**LISTED ENTRIES:**
------------------------------------

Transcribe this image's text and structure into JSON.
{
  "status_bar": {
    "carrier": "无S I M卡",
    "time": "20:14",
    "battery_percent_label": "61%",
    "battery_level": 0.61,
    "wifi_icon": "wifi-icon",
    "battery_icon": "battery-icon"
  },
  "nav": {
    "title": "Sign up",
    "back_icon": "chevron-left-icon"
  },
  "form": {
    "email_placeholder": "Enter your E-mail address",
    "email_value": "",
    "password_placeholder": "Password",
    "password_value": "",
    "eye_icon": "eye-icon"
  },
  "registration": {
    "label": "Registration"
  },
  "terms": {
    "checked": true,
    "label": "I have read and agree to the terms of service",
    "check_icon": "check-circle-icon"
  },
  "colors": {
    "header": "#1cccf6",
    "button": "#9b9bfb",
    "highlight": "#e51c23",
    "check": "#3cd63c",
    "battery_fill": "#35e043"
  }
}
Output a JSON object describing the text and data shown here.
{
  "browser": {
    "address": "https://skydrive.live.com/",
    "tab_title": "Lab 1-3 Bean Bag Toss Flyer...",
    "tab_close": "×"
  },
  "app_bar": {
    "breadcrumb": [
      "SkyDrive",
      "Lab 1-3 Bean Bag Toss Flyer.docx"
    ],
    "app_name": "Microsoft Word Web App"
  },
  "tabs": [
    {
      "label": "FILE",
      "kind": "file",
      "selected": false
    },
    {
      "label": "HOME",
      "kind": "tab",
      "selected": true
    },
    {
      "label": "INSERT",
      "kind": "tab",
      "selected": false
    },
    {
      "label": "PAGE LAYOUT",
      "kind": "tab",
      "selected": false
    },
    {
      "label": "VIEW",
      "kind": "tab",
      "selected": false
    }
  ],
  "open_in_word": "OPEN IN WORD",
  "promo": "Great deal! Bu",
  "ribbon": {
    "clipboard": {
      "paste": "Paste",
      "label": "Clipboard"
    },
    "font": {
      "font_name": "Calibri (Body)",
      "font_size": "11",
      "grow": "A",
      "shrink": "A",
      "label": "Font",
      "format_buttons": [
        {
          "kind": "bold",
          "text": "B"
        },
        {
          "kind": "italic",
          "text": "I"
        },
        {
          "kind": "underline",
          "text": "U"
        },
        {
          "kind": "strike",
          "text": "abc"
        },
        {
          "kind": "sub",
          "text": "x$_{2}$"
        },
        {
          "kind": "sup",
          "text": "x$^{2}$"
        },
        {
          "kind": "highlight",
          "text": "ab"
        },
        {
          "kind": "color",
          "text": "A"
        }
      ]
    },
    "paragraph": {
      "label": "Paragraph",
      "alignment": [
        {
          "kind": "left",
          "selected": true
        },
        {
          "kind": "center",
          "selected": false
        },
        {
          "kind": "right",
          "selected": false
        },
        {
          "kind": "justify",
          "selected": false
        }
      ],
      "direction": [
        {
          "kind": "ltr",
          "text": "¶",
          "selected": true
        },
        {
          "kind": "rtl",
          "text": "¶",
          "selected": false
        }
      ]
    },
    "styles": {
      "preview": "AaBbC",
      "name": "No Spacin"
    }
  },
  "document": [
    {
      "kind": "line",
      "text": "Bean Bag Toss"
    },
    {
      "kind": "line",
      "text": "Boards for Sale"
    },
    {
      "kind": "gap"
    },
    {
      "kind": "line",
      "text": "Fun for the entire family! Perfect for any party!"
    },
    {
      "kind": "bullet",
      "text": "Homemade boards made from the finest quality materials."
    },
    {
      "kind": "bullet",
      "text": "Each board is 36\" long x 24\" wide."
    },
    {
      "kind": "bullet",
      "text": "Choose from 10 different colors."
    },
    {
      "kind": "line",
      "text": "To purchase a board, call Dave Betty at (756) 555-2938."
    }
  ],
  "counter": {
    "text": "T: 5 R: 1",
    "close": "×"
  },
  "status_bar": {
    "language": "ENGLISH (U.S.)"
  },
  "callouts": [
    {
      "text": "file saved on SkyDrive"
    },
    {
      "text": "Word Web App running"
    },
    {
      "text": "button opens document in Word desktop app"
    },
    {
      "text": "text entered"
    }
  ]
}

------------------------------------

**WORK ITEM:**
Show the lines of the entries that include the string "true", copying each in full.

**SOLUTION FOR THIS EXERCISE:**
    "checked": true,
      "selected": true
          "selected": true
          "selected": true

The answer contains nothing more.